In this week's post, Brandon describes five ways college classes work in Ireland from his experience at Griffith College and what you should be prepared for.
Before coming to Dublin, I really had no idea about how the Irish school system worked. I didn’t know how grading was carried out or what professors would expect of me academically. In order to make sure that other students coming to Griffith College aren’t similarly in the dark, this blog post will be dedicated to describing how college here in Ireland works.
First of all, grading is completely different in Irish schools. Instead of grading scales going from 1 to 100, Irish grading scales go from 1 to 70 (and sometimes 80 depending on the class). In simple terms, a 1 is considered a “0” and a 70 is seen as a “100” in Irish schools. Don’t ask me why, I personally think it’s ridiculous and no one can seem to tell me why it works this way. In the U.S., if I received a 95 on an essay, my letter grade would be put in as an A+. However, here in Ireland, in order to get an A+, you have to get a 65 or higher. When I got back my first essay last week and saw that I got a 66, I nearly had a heart attack because I thought I got a D on a major assignment.
An assignment I wrote for one of my courses.
Secondly, don’t expect to get high grades (65 or higher). These are rare as a junior. Just as grading scales work differently here in Ireland, opinions about grading differ, too. In Ireland, it is expected that you won’t get anywhere near a 70 until your senior year because a 70 means that you are near perfection in whatever major you’re taking. In the view of Irish professors, there is no way that a freshman or sophomore in college could ever get a 70 because they haven’t been educated in the field for that long. As a freshman, you can expect to get a 30 as a good grade. As a sophomore, you can expect to get a 40 or maybe 50 as a good grade. And so on and so forth, with each year the definition of a “good grade” growing steadily higher until you reach a 70 in your senior year.
Thirdly, I know that I’ve been calling the years “freshman,” “sophomore,” “junior,” and “senior,” but this is incorrect (I was using these labels to make the previous topic easier to grasp for those of you in the U.S.). Students here typically only go to college for 3 years. If you’re in school for 4 years or more, you are usually going for a graduate degree rather than an undergraduate. Most of the students that you are taking classes with are the same age, whether it be 20 or 21, but they’re planning to graduate a year earlier.
A short rubric for my International Business Environment course.

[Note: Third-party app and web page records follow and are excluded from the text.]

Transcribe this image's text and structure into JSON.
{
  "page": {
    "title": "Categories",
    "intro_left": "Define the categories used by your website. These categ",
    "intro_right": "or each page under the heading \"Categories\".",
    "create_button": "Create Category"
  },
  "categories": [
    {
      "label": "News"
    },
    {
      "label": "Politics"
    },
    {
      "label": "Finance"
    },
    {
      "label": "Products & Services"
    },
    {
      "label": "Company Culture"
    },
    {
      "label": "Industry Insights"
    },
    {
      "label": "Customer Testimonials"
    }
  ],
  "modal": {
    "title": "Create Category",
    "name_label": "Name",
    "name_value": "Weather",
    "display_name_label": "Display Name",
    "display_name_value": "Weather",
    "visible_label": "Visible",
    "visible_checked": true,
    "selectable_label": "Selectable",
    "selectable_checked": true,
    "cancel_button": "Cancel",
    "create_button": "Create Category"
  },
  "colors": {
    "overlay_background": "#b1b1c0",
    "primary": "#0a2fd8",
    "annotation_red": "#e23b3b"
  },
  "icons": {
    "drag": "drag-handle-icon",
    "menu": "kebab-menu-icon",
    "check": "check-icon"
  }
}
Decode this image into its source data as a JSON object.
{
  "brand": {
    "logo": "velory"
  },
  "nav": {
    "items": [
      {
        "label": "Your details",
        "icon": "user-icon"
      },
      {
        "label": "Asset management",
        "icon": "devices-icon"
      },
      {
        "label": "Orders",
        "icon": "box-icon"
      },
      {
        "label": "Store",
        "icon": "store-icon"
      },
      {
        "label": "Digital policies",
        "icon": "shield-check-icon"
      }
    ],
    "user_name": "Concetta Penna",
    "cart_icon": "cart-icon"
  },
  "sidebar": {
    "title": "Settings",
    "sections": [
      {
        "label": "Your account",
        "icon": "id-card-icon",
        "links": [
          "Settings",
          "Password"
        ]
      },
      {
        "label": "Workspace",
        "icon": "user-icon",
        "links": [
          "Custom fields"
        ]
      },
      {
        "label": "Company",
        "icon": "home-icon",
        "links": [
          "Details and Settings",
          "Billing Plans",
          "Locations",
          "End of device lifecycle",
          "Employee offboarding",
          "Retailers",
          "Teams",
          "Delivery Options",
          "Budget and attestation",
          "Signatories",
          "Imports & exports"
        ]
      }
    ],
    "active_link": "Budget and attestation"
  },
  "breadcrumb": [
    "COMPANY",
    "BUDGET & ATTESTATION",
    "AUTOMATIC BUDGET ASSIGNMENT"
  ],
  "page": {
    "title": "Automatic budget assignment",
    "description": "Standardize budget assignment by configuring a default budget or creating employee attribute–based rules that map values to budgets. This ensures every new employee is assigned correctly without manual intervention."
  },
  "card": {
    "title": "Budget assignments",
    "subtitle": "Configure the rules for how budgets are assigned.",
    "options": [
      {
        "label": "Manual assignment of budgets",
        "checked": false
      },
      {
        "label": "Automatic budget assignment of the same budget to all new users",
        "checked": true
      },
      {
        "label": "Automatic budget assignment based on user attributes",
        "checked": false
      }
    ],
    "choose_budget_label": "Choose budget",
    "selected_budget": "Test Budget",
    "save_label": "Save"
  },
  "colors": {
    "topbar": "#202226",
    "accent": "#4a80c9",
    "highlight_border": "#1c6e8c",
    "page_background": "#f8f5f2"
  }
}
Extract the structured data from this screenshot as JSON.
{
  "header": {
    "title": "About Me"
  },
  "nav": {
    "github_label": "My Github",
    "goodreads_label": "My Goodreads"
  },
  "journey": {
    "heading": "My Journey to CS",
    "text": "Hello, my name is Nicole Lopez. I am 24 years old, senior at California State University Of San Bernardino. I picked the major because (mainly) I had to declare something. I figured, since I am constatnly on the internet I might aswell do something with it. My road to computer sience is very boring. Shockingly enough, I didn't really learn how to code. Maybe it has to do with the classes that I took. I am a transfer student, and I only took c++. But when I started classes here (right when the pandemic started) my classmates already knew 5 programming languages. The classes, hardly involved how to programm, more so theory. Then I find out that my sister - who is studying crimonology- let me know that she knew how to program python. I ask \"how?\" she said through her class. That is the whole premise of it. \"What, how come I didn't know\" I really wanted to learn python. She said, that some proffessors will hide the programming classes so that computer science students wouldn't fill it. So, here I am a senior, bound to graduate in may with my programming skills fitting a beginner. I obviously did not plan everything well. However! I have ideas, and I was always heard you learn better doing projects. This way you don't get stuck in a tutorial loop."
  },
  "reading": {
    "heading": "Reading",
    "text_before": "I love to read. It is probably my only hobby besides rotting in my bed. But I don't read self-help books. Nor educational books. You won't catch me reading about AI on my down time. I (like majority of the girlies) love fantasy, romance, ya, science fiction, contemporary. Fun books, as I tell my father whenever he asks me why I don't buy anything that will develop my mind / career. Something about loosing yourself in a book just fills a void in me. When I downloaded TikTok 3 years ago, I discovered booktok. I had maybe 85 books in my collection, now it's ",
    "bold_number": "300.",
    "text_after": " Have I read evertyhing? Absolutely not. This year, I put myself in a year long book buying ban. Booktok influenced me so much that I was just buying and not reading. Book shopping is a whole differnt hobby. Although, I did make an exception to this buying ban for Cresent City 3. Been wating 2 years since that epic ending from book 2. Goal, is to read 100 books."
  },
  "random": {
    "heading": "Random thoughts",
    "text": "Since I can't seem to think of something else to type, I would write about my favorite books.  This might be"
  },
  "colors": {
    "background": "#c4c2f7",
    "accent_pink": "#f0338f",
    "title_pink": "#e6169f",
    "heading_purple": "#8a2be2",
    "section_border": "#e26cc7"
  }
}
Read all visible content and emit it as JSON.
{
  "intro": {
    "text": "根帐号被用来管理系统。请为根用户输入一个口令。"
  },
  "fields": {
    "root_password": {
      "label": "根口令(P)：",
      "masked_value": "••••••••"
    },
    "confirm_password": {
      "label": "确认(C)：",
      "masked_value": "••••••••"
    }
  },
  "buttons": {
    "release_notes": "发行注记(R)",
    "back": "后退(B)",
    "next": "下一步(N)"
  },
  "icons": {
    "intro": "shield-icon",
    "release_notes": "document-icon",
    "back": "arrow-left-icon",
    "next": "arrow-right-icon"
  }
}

Fourthly, if you have an Irish professor, expect that assignment guidelines are going to be ambiguous and not explained well. Rubrics are a rarity here. Irish culture is high context, meaning that it is anticipated that you will naturally read in between the lines and figure it out yourself. American culture is low context. We expect strict and distinct instructions. The Irish style of teaching is jarring, but in my opinion, it prepares you for the future in a way that American culture does not. In the real world, tasks are thrown at you and you’re expected to just know what to do or take initiative and carry it out yourself. I have gained an incredible degree of academic independence due to my normal Griffith courses. However, if you’re having trouble understanding what is expected of you, questions are welcomed, and professors are extremely eager to help you understand.
A makeshift cover sheet for an assignment that I forgot to print out last minute,
but thankfully my professor accepted it.
Finally, make sure that you print out the Griffith College cover page for all of your hard-copy assignments. It’s posted on Moodle.com, and you are required to staple it to the front of all of your essays. It’s basically a legal agreement between you and the professor that says that you’ve submitted your assignment and what your class number is, who your professor is, etc...
I hope that this blog post cleared up some questions that you may have about how school works in Ireland, and maybe some questions that you never thought to ask! I look forward to writing my next blog post and hope you have a great week!
Brandon's journey continues every Friday so stay tuned.